→ What the task asks:
Among the entries below, copy every line that carries the word "been".

□ □ □ □ □ □ □

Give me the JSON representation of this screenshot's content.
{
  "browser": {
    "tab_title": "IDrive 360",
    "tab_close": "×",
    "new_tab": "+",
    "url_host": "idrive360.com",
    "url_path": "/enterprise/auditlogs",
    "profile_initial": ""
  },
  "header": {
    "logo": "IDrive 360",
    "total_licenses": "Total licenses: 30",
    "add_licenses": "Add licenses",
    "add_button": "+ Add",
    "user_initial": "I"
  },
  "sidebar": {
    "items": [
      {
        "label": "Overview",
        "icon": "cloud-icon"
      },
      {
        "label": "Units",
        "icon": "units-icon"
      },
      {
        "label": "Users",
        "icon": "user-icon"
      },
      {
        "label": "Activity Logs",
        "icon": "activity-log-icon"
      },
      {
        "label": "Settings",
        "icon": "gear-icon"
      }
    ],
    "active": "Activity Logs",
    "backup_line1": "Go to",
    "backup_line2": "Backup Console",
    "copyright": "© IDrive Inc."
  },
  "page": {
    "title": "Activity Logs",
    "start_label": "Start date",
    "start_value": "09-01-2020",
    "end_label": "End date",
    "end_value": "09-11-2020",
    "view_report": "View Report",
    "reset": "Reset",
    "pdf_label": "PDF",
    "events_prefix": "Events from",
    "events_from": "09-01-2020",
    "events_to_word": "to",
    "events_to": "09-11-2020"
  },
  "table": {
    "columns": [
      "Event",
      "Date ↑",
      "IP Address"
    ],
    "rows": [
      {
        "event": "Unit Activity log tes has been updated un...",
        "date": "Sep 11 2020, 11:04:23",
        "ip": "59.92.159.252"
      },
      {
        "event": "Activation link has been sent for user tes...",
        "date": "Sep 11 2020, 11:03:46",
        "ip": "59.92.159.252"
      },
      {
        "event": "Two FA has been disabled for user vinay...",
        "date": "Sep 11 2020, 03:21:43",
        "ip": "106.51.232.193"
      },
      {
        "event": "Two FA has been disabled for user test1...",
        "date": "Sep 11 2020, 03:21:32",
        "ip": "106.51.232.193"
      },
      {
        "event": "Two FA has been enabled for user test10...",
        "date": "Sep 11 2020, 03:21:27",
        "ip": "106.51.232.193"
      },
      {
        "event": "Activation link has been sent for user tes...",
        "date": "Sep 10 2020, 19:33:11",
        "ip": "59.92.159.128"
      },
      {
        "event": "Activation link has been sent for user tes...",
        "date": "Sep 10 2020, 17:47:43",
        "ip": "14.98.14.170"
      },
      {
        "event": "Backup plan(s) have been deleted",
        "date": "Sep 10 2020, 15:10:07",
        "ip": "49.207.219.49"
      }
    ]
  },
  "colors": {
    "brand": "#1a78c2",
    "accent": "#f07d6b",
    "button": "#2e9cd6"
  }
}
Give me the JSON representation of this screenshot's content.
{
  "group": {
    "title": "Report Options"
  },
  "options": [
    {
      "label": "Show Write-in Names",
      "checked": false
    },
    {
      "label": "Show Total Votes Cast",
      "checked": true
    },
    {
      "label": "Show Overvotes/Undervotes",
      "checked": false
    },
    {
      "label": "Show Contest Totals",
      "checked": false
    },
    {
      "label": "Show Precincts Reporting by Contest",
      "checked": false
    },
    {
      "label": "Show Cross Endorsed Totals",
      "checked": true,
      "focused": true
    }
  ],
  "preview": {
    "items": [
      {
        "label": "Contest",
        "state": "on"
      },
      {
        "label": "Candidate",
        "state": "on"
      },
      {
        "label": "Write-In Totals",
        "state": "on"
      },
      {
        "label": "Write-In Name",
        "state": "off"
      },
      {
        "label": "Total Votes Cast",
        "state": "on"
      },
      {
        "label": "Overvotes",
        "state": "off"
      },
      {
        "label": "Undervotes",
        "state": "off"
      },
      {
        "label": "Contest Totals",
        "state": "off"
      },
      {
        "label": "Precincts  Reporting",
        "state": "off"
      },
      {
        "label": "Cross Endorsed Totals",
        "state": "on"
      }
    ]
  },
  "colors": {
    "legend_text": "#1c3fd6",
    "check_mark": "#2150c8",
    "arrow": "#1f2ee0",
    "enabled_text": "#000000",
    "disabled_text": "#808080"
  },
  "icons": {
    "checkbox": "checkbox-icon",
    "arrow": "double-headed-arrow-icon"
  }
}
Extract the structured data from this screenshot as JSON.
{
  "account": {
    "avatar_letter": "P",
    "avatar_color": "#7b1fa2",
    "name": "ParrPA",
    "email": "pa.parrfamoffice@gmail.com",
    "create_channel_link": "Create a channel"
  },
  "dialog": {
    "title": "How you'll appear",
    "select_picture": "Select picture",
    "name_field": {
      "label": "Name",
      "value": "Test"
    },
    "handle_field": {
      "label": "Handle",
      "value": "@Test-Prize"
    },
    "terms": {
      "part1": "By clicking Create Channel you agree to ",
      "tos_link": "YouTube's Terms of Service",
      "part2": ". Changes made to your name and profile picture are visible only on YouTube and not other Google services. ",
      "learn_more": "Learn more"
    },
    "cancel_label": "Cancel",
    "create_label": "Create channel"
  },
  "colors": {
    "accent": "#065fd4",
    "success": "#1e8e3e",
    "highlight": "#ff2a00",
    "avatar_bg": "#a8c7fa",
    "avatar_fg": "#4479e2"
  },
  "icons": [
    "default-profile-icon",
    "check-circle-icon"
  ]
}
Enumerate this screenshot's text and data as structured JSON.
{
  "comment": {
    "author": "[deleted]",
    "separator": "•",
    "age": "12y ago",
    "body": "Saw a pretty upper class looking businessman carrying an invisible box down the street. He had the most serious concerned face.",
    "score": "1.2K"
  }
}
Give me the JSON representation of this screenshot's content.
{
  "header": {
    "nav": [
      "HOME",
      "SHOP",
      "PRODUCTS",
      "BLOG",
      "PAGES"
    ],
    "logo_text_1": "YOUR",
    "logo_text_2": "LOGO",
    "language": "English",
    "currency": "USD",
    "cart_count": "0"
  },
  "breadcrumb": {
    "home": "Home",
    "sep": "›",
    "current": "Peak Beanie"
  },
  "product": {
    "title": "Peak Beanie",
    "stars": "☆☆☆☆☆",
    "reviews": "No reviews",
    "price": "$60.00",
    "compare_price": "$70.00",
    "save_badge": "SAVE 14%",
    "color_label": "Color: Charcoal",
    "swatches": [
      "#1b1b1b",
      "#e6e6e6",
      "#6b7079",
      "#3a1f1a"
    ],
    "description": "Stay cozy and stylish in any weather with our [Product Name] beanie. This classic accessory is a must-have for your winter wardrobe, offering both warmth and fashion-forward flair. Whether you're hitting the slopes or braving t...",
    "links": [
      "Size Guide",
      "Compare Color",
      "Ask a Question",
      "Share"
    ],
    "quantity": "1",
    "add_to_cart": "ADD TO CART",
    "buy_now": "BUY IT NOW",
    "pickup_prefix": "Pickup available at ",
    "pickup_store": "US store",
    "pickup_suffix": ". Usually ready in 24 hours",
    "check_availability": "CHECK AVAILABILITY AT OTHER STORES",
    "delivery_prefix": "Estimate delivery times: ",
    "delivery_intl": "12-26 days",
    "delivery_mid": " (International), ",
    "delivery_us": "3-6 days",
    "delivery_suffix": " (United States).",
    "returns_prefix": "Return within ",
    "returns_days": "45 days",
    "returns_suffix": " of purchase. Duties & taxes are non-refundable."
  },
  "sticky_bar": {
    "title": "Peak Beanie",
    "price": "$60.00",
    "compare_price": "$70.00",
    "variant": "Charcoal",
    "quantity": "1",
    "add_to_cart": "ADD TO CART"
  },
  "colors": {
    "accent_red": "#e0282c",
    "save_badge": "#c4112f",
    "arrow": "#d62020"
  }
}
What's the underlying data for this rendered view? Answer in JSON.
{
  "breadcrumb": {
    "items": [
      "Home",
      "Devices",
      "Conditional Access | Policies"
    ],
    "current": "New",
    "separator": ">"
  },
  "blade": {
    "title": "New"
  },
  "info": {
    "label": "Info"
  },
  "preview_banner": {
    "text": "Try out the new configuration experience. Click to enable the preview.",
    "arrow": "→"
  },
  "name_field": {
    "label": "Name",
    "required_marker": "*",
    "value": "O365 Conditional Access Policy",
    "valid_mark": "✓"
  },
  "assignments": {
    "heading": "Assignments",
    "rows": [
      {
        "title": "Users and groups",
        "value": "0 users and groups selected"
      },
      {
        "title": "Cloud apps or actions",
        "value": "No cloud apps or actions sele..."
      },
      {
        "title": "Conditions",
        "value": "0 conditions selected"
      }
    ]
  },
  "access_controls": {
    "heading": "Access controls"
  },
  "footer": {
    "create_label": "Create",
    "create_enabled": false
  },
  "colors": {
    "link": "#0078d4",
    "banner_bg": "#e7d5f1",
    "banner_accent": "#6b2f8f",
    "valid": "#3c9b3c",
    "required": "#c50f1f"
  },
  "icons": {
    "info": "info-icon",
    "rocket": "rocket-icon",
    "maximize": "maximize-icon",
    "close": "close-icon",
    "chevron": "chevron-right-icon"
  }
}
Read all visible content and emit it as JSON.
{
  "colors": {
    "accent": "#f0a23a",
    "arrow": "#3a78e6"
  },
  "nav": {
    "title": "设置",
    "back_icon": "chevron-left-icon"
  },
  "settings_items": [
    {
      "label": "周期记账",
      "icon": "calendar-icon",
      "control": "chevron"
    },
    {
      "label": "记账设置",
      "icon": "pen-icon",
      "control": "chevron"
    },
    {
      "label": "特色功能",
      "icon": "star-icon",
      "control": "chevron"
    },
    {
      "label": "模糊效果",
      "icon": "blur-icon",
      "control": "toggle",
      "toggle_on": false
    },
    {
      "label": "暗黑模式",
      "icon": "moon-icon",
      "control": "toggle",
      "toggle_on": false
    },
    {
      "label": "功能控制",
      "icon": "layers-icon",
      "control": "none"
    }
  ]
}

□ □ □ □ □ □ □

→ Answer section:
        "event": "Unit Activity log tes has been updated un...",
        "event": "Activation link has been sent for user tes...",
        "event": "Two FA has been disabled for user vinay...",
        "event": "Two FA has been disabled for user test1...",
        "event": "Two FA has been enabled for user test10...",
        "event": "Activation link has been sent for user tes...",
        "event": "Activation link has been sent for user tes...",
        "event": "Backup plan(s) have been deleted",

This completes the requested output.